"International Association of Nurses" - is this legit?Register Today!
- by psysn Jan 4, '11Does anyone know what the "International Association of Nurses" is, or if it's legit? During school I got letters three years in a row telling me I was nominated for the "Who's Who in Educators" and suspect this is a bit along the same lines. Google isn't telling me much. I've never heard of their supposed publication "Worldwide Leaders in HealthCare."
Oh, I might also add that I have "been selected as a Top Nurse in" my small town Illinois, and have not yet secured employment after graduating last May. So their offer of this "prestigious tribute to [my] success" is very suspect, though I'd like to think they just anticipated my awesomeness
- 31,805 Views
- Jan 4, '11 by opossumI dug deep in a google search and found International Association of Nursing. The fact that they are not easily found in a simple online search coupled with the page title ("International Association of Nursing" as opposed to "...Nurses" is a little shady. They also don't appear to be affiliated with any other professional organizations, which is a red flag for me.
There is the "International Council of Nurses" that I found on Nurse.org - Nursing Organizations and it looks like there are a bunch of international orgs broken down by specialty.
Now I want to know more about them...they could be a scam.
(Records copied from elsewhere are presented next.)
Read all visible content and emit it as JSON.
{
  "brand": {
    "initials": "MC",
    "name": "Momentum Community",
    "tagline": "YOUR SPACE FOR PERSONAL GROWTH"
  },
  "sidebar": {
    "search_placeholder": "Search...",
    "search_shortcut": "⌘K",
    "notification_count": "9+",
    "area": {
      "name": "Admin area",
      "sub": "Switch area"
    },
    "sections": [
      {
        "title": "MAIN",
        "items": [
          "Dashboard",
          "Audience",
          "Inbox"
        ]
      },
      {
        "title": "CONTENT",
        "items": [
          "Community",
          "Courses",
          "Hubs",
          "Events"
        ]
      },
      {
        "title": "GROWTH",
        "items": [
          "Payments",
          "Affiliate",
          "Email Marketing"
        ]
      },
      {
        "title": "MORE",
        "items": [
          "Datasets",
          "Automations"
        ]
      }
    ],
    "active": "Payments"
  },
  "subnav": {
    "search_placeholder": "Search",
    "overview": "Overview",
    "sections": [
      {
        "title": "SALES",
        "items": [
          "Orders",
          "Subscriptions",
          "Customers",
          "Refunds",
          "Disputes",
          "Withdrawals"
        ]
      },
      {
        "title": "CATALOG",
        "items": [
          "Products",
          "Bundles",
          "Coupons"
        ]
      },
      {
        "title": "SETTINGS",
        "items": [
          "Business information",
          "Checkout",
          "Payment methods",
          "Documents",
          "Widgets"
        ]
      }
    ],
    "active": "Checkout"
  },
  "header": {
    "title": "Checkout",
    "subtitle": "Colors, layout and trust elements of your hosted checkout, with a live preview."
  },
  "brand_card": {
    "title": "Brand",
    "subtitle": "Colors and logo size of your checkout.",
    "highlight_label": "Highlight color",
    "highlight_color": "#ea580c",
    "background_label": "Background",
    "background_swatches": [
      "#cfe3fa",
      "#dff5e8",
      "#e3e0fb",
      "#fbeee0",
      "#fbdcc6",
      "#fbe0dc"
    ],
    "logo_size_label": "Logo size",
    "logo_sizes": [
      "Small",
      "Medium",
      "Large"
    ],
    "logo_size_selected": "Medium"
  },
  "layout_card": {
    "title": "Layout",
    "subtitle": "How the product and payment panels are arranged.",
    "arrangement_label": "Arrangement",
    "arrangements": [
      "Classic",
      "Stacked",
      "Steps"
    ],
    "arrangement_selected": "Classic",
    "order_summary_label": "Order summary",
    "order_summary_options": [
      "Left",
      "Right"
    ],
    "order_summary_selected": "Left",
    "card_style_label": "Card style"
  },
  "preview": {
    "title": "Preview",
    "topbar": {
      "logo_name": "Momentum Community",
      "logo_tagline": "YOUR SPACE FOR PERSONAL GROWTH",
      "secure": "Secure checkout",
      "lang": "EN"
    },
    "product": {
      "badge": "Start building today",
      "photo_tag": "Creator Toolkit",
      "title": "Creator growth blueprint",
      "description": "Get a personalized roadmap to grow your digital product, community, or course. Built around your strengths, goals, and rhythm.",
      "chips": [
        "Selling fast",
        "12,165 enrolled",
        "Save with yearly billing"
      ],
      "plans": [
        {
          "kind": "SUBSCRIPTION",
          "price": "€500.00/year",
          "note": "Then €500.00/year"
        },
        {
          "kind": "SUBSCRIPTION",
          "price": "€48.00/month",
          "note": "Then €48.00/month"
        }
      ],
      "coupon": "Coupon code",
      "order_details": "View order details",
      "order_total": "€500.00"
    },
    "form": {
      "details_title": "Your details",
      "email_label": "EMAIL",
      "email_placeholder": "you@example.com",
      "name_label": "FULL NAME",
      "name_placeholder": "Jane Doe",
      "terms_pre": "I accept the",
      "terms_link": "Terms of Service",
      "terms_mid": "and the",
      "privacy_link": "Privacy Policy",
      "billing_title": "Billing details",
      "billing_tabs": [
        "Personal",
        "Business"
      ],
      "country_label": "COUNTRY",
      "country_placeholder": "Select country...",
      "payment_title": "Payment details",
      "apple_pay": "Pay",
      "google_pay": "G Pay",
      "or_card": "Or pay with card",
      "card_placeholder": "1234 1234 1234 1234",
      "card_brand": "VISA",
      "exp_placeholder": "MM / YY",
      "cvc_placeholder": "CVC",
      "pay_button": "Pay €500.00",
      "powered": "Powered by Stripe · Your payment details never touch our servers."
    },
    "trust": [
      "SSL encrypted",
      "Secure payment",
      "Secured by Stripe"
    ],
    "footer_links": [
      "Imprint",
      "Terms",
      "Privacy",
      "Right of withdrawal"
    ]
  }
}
Don't send them any money!
- Jan 4, '11 by avip123never heard of them!!!
- Jan 4, '11 by Emergency RNaccording to wiki:
mail fraud is an offense under united states federal law, which includes any scheme that attempts to unlawfully obtain money or valuables in which the postal system is used at any point in the commission of a criminal offense...
source: mail fraud - wikipedia, the free encyclopedia
u.s. postal inspectors investigate any crime in which the u.s. mail is used to further a scheme--whether it originated in the mail, by telephone, or on the internet. the use of the u.s. mail is what makes it mail fraud.
if evidence of a postal violation exists, postal inspectors may seek prosecutive or administrative action against the violator. however, if money is lost through a fraudulent scheme conducted via the mail, postal inspectors lack the authority to ensure you receive a refund and can't require that products, services, or advertisements--on the internet or elsewhere--be altered.
postal inspectors base investigations of mail fraud on the number, pattern, and substance of complaints received from the public. the postal inspection service will carefully review the information you provide. we may share the information with other agencies when there is a possible violation within their jurisdiction.
if you feel you've been victimized in a fraud scheme that involves the u.s. mail, submit a mail fraud complaint form to the u.s. postal inspection service.
source: united states postal inspection service
btw, good luck in your job hunt!Last edit by Emergency RN on Jan 4, '11
- Jan 4, '11 by CarlyjoI received on of these letters as well.....also from a small town
- Jan 5, '11 by OldNurseEducatorThese "Who's Who..." are not new. They are trying to sell you a book that you will be published in for the "Who's Who of Whatever". Old scam. Don't send any money. Just my worthless 2 cents.
- Jan 5, '11 by opossumThis is interesting - I'm trying to find more info on "Worldwide Leaders in HealthCare", who apparently is the umbrella organization for "Int'l Association of Nurses/Nursing". There is very little info about them, as they are only mentioned on ianursing.com and "Int'l Association of Respiratory Therapists" (weirdly enough...)
This "Worldwide" group also has something for physicians at International Association of HealthCare Professionals or Find A Top Doc - Find Top Doctors near you fast and easy - Search NOW!
Who are these groups?? It looks like licensed MDs and RNs have unknowingly bought into this, and unfortunately I would think it takes their credibility down a notch.
I can't find anything about scams involving any of these groups, and it looks like they have their own PR agencies creating their cheesy websites and blogs. There's no mention of them in any peer-reviewed journals, it seems. Speaking of which, I just read an article about Merck (the pharm co.) paying Elsevier a huge sum of money to create a fake peer-reviewed journal that contained data that presented their products in a positive light: Merck Makes Phony Peer-Review Journal | blog.bioethics.net